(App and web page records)
--------------------
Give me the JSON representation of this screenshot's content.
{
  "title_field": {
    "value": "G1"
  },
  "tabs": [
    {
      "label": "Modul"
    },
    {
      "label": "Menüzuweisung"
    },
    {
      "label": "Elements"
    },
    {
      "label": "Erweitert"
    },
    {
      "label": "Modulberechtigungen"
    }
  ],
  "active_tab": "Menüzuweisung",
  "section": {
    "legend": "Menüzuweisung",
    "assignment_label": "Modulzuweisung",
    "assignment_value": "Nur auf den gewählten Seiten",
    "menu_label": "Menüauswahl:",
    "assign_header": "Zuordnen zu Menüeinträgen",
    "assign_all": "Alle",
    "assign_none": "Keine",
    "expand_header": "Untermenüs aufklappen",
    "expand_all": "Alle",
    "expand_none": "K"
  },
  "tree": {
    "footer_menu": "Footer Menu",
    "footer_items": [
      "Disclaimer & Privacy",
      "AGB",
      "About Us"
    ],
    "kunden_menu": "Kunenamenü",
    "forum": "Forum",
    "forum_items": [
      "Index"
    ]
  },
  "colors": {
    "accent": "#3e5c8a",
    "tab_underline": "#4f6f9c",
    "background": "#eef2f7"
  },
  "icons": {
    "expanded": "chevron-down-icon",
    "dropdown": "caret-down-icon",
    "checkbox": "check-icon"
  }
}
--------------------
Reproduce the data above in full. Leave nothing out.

Give me the JSON representation of this screenshot's content.
{
  "title_field": {
    "value": "G1"
  },
  "tabs": [
    {
      "label": "Modul"
    },
    {
      "label": "Menüzuweisung"
    },
    {
      "label": "Elements"
    },
    {
      "label": "Erweitert"
    },
    {
      "label": "Modulberechtigungen"
    }
  ],
  "active_tab": "Menüzuweisung",
  "section": {
    "legend": "Menüzuweisung",
    "assignment_label": "Modulzuweisung",
    "assignment_value": "Nur auf den gewählten Seiten",
    "menu_label": "Menüauswahl:",
    "assign_header": "Zuordnen zu Menüeinträgen",
    "assign_all": "Alle",
    "assign_none": "Keine",
    "expand_header": "Untermenüs aufklappen",
    "expand_all": "Alle",
    "expand_none": "K"
  },
  "tree": {
    "footer_menu": "Footer Menu",
    "footer_items": [
      "Disclaimer & Privacy",
      "AGB",
      "About Us"
    ],
    "kunden_menu": "Kunenamenü",
    "forum": "Forum",
    "forum_items": [
      "Index"
    ]
  },
  "colors": {
    "accent": "#3e5c8a",
    "tab_underline": "#4f6f9c",
    "background": "#eef2f7"
  },
  "icons": {
    "expanded": "chevron-down-icon",
    "dropdown": "caret-down-icon",
    "checkbox": "check-icon"
  }
}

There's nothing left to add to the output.